-- Information shown follows --
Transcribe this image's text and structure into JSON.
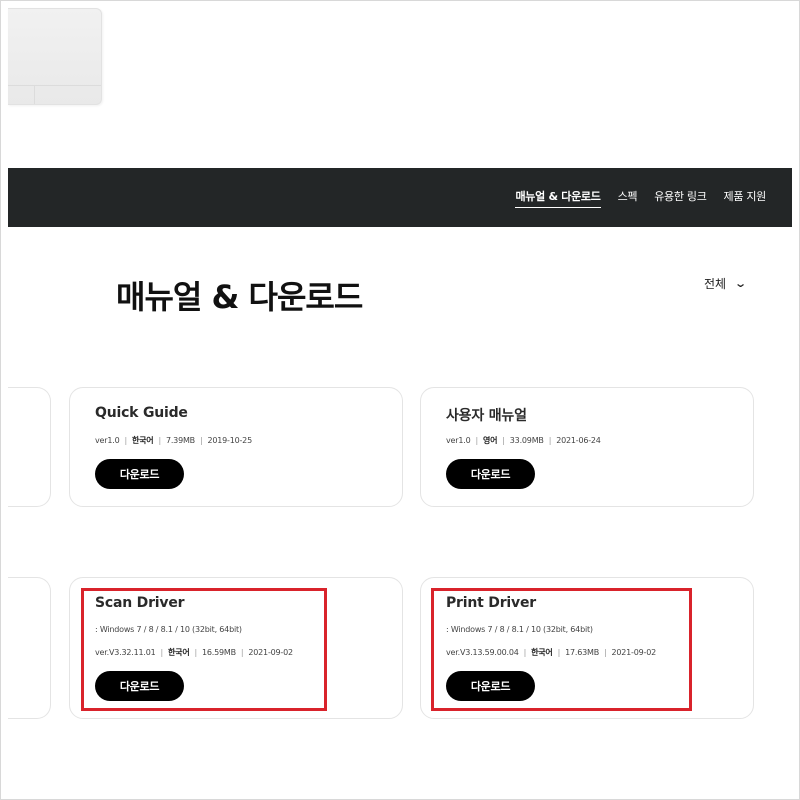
{
  "nav": {
    "items": [
      "매뉴얼 & 다운로드",
      "스펙",
      "유용한 링크",
      "제품 지원"
    ],
    "active_index": 0
  },
  "page_title": "매뉴얼 & 다운로드",
  "filter": {
    "label": "전체",
    "icon": "chevron-down-icon"
  },
  "download_label": "다운로드",
  "cards": [
    {
      "title": "Quick Guide",
      "version": "ver1.0",
      "language": "한국어",
      "size": "7.39MB",
      "date": "2019-10-25"
    },
    {
      "title": "사용자 매뉴얼",
      "version": "ver1.0",
      "language": "영어",
      "size": "33.09MB",
      "date": "2021-06-24"
    },
    {
      "title": "Scan Driver",
      "os": ": Windows 7 / 8 / 8.1 / 10 (32bit, 64bit)",
      "version": "ver.V3.32.11.01",
      "language": "한국어",
      "size": "16.59MB",
      "date": "2021-09-02"
    },
    {
      "title": "Print Driver",
      "os": ": Windows 7 / 8 / 8.1 / 10 (32bit, 64bit)",
      "version": "ver.V3.13.59.00.04",
      "language": "한국어",
      "size": "17.63MB",
      "date": "2021-09-02"
    }
  ],
  "colors": {
    "nav_background": "#232627",
    "button": "#000000",
    "highlight": "#d9232b"
  }
}
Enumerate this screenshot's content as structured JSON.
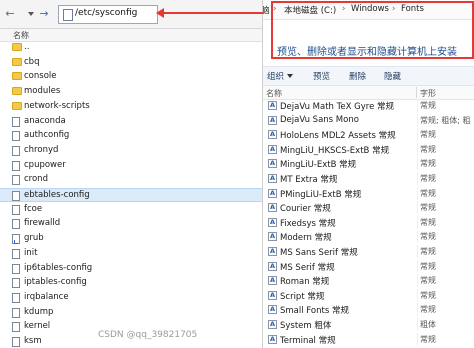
{
  "left_pane": {
    "path": "/etc/sysconfig",
    "column_name": "名称",
    "items": [
      {
        "name": "..",
        "icon": "folder"
      },
      {
        "name": "cbq",
        "icon": "folder"
      },
      {
        "name": "console",
        "icon": "folder"
      },
      {
        "name": "modules",
        "icon": "folder"
      },
      {
        "name": "network-scripts",
        "icon": "folder"
      },
      {
        "name": "anaconda",
        "icon": "file"
      },
      {
        "name": "authconfig",
        "icon": "file"
      },
      {
        "name": "chronyd",
        "icon": "file"
      },
      {
        "name": "cpupower",
        "icon": "file"
      },
      {
        "name": "crond",
        "icon": "file"
      },
      {
        "name": "ebtables-config",
        "icon": "file",
        "selected": true
      },
      {
        "name": "fcoe",
        "icon": "file"
      },
      {
        "name": "firewalld",
        "icon": "file"
      },
      {
        "name": "grub",
        "icon": "link"
      },
      {
        "name": "init",
        "icon": "file"
      },
      {
        "name": "ip6tables-config",
        "icon": "file"
      },
      {
        "name": "iptables-config",
        "icon": "file"
      },
      {
        "name": "irqbalance",
        "icon": "file"
      },
      {
        "name": "kdump",
        "icon": "file"
      },
      {
        "name": "kernel",
        "icon": "file"
      },
      {
        "name": "ksm",
        "icon": "file"
      }
    ]
  },
  "right_pane": {
    "breadcrumb": {
      "prefix": "脑",
      "sep": "›",
      "drive": "本地磁盘 (C:)",
      "windows": "Windows",
      "fonts": "Fonts"
    },
    "heading": "预览、删除或者显示和隐藏计算机上安装",
    "commands": {
      "organize": "组织",
      "preview": "预览",
      "delete": "删除",
      "hide": "隐藏"
    },
    "columns": {
      "name": "名称",
      "style": "字形"
    },
    "fonts": [
      {
        "name": "DejaVu Math TeX Gyre 常规",
        "style": "常规"
      },
      {
        "name": "DejaVu Sans Mono",
        "style": "常规; 粗体; 粗"
      },
      {
        "name": "HoloLens MDL2 Assets 常规",
        "style": "常规"
      },
      {
        "name": "MingLiU_HKSCS-ExtB 常规",
        "style": "常规"
      },
      {
        "name": "MingLiU-ExtB 常规",
        "style": "常规"
      },
      {
        "name": "MT Extra 常规",
        "style": "常规"
      },
      {
        "name": "PMingLiU-ExtB 常规",
        "style": "常规"
      },
      {
        "name": "Courier 常规",
        "style": "常规"
      },
      {
        "name": "Fixedsys 常规",
        "style": "常规"
      },
      {
        "name": "Modern 常规",
        "style": "常规"
      },
      {
        "name": "MS Sans Serif 常规",
        "style": "常规"
      },
      {
        "name": "MS Serif 常规",
        "style": "常规"
      },
      {
        "name": "Roman 常规",
        "style": "常规"
      },
      {
        "name": "Script 常规",
        "style": "常规"
      },
      {
        "name": "Small Fonts 常规",
        "style": "常规"
      },
      {
        "name": "System 粗体",
        "style": "粗体"
      },
      {
        "name": "Terminal 常规",
        "style": "常规"
      }
    ]
  },
  "watermark": "CSDN @qq_39821705",
  "colors": {
    "annotation_red": "#e53935",
    "selection": "#dbeaf9",
    "heading_blue": "#1e4e8c"
  }
}
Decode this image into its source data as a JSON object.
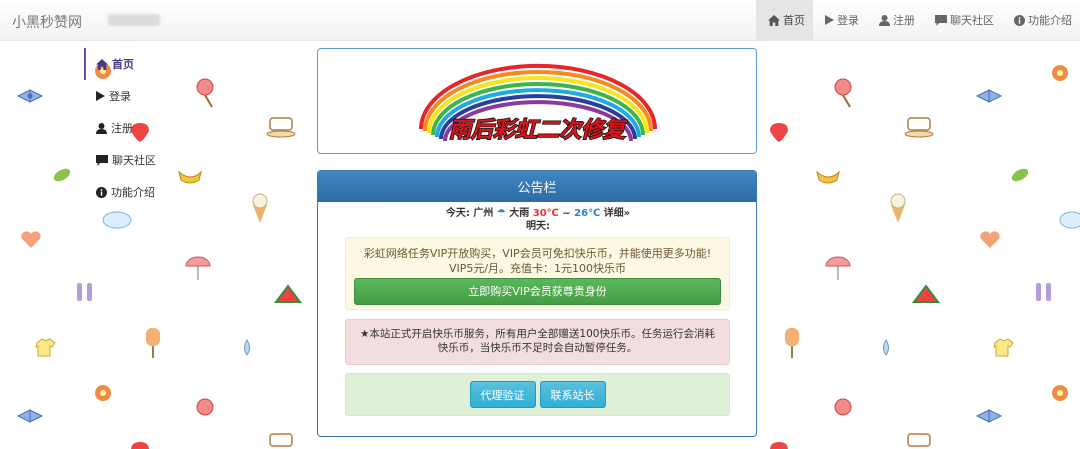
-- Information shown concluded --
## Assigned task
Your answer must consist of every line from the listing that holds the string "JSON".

## Exercise solution
Transcribe this image's text and structure into JSON.
Enumerate this screenshot's content as structured JSON.
Decode this image into its source data as a JSON object.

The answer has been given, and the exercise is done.